• _What to produce_
Write out the data exactly as given, dropping every picture.

• _Dataset entries_
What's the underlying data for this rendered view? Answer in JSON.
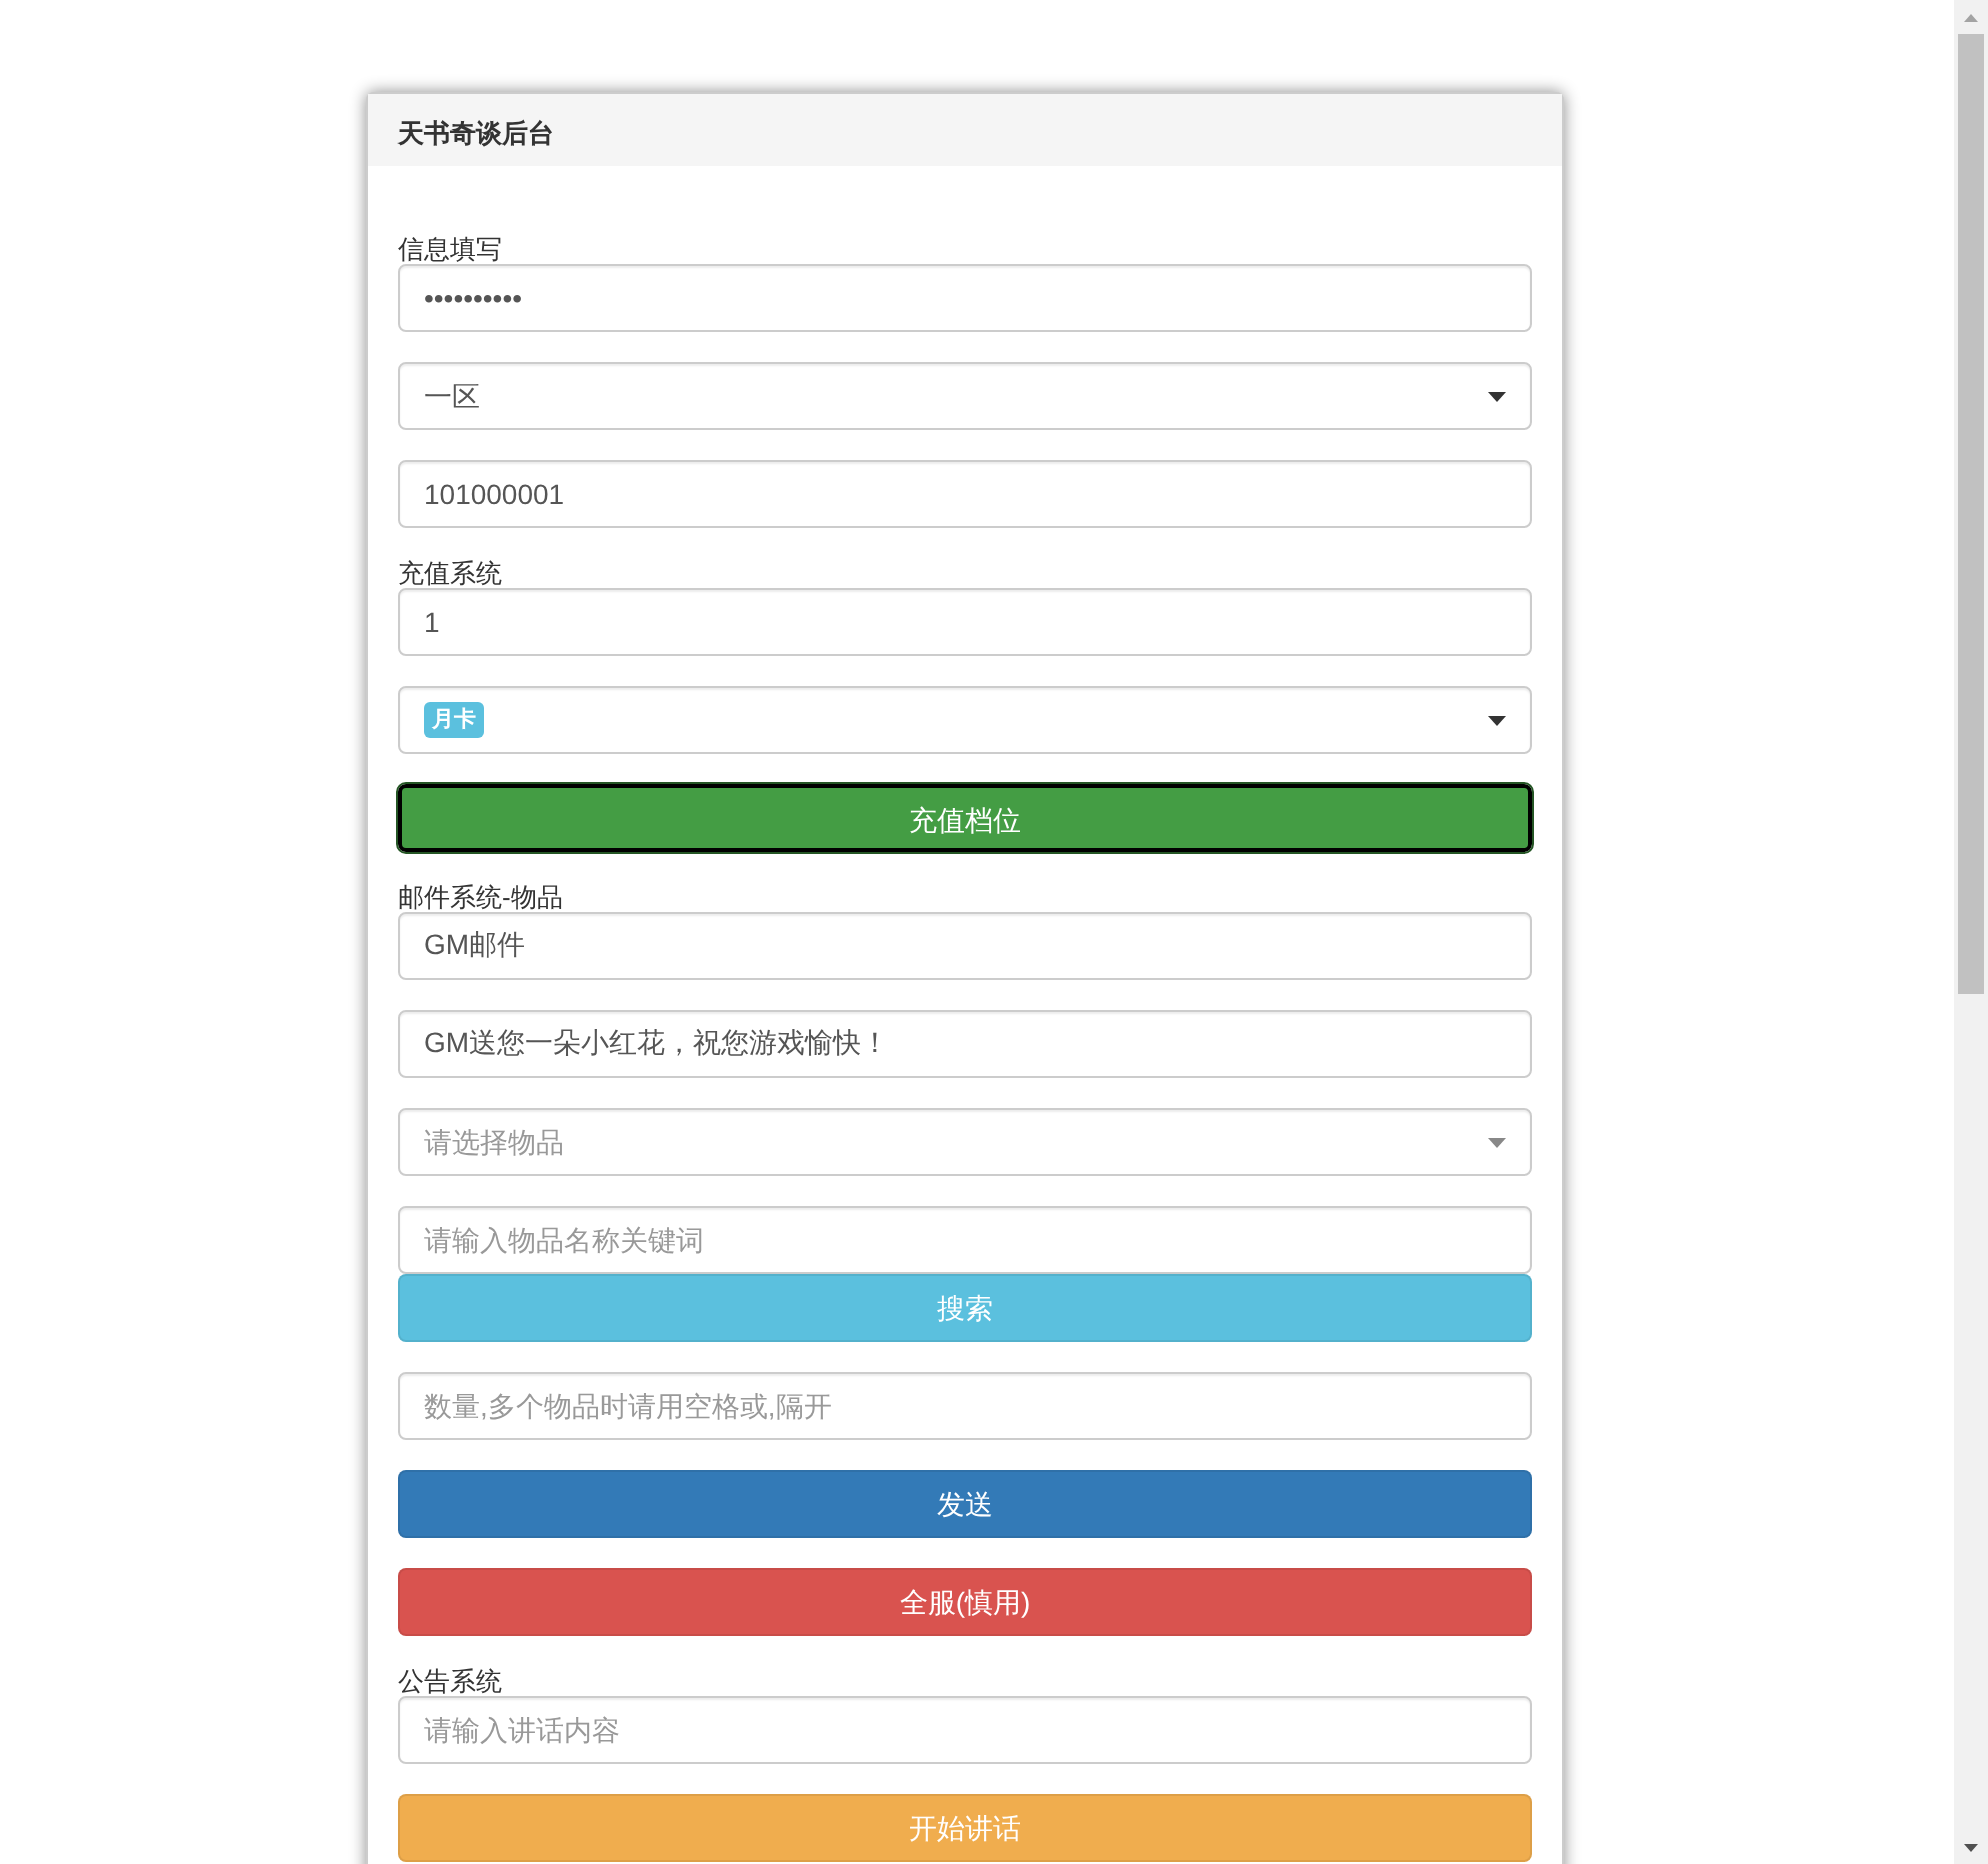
{
  "panel": {
    "title": "天书奇谈后台"
  },
  "sections": [
    {
      "label": "信息填写",
      "controls": [
        {
          "kind": "input",
          "value": "••••••••••"
        },
        {
          "kind": "select",
          "value": "一区"
        },
        {
          "kind": "input",
          "value": "101000001"
        }
      ]
    },
    {
      "label": "充值系统",
      "controls": [
        {
          "kind": "input",
          "value": "1"
        },
        {
          "kind": "select",
          "badge": "月卡"
        },
        {
          "kind": "button",
          "label": "充值档位",
          "color": "#449d44",
          "focused": true
        }
      ]
    },
    {
      "label": "邮件系统-物品",
      "controls": [
        {
          "kind": "input",
          "value": "GM邮件"
        },
        {
          "kind": "input",
          "value": "GM送您一朵小红花，祝您游戏愉快！"
        },
        {
          "kind": "select",
          "placeholder": "请选择物品"
        },
        {
          "kind": "search",
          "placeholder": "请输入物品名称关键词",
          "button": "搜索"
        },
        {
          "kind": "input",
          "placeholder": "数量,多个物品时请用空格或,隔开"
        },
        {
          "kind": "button",
          "label": "发送",
          "color": "#337ab7",
          "focused": false
        },
        {
          "kind": "button",
          "label": "全服(慎用)",
          "color": "#d9534f",
          "focused": false
        }
      ]
    },
    {
      "label": "公告系统",
      "controls": [
        {
          "kind": "input",
          "placeholder": "请输入讲话内容"
        },
        {
          "kind": "button",
          "label": "开始讲话",
          "color": "#f0ad4e",
          "focused": false
        }
      ]
    }
  ]
}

• _Exercise result_
What's the underlying data for this rendered view? Answer in JSON.
{
  "panel": {
    "title": "天书奇谈后台"
  },
  "sections": [
    {
      "label": "信息填写",
      "controls": [
        {
          "kind": "input",
          "value": "••••••••••"
        },
        {
          "kind": "select",
          "value": "一区"
        },
        {
          "kind": "input",
          "value": "101000001"
        }
      ]
    },
    {
      "label": "充值系统",
      "controls": [
        {
          "kind": "input",
          "value": "1"
        },
        {
          "kind": "select",
          "badge": "月卡"
        },
        {
          "kind": "button",
          "label": "充值档位",
          "color": "#449d44",
          "focused": true
        }
      ]
    },
    {
      "label": "邮件系统-物品",
      "controls": [
        {
          "kind": "input",
          "value": "GM邮件"
        },
        {
          "kind": "input",
          "value": "GM送您一朵小红花，祝您游戏愉快！"
        },
        {
          "kind": "select",
          "placeholder": "请选择物品"
        },
        {
          "kind": "search",
          "placeholder": "请输入物品名称关键词",
          "button": "搜索"
        },
        {
          "kind": "input",
          "placeholder": "数量,多个物品时请用空格或,隔开"
        },
        {
          "kind": "button",
          "label": "发送",
          "color": "#337ab7",
          "focused": false
        },
        {
          "kind": "button",
          "label": "全服(慎用)",
          "color": "#d9534f",
          "focused": false
        }
      ]
    },
    {
      "label": "公告系统",
      "controls": [
        {
          "kind": "input",
          "placeholder": "请输入讲话内容"
        },
        {
          "kind": "button",
          "label": "开始讲话",
          "color": "#f0ad4e",
          "focused": false
        }
      ]
    }
  ]
}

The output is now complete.